SquishyAbs said...

Great review!

Opinioness of the World said...

Yeah I didn't hate it as much as you did. But I completely agree about the shoddy camera work and wretched dialogue. And Angelina Jolie is hands down the best thing about the film (love her!!).

Regarding the change from a male lead to a female (and who told you that one???), Jolie actually received the script BEFORE they made the gender changes, which included removing the fact that she had a child and making her fight scenes tougher and "dirtier" (that's how the stunt coordinator worded it). The scene where she uses a sanitary napkin from the ladies' room in the bar is fave blogger said that they must have added that once they made the gender switch.

The second half of the film is atrocious compared to the first half but for me, it was still worth it to see Jolie kick ass. I still have my fingers crossed that the studio execs will green-light better female-fronted films.

Gianni said...

I really wanted to like this movie, but it had it's good parts, as I said. The story, though it could have been better, was interesting and shock-inducing, but just too convoluted and unbelievable to take seriously. The stuff that made the Bourne and new Bond films so breathtaking was their ability to convincingly be in the "Real World" as to be believable. I just didn't feel that way here, completely disconnected from the material and bored for stretches at a time. It's too bad for Jolie, but we'll see if Salt's solid 2'nd place box office opening maintains or if Salt drops precariously in the coming weeks.

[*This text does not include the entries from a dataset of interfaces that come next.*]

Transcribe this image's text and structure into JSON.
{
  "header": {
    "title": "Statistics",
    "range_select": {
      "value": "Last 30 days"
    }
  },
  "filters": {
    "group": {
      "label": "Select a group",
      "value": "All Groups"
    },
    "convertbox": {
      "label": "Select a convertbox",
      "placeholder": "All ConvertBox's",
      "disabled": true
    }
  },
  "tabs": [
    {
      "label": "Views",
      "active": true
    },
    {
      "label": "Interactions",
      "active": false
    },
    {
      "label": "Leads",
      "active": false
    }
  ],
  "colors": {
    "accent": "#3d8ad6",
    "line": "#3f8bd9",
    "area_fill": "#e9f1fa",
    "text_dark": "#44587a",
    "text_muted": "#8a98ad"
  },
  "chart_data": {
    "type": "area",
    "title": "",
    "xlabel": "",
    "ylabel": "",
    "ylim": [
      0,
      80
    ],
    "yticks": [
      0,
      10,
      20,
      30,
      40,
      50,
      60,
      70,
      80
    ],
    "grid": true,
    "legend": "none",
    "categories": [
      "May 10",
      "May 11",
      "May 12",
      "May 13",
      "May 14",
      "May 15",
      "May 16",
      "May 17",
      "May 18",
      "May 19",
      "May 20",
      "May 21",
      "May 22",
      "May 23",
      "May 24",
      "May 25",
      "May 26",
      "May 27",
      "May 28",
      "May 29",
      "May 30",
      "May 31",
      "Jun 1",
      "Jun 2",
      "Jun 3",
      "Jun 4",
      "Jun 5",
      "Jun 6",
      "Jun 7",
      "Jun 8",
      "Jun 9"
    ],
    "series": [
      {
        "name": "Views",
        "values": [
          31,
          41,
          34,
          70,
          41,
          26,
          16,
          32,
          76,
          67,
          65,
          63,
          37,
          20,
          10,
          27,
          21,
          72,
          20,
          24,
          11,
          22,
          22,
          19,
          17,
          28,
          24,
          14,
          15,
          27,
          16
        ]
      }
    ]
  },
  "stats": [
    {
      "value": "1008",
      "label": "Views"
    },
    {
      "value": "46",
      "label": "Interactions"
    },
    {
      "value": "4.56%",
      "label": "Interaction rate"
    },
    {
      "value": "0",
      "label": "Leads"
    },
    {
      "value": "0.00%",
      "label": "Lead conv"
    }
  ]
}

Sorry, new post's late. I'll have a new review up tomorrow evening after work, with another lined up by the end of the week.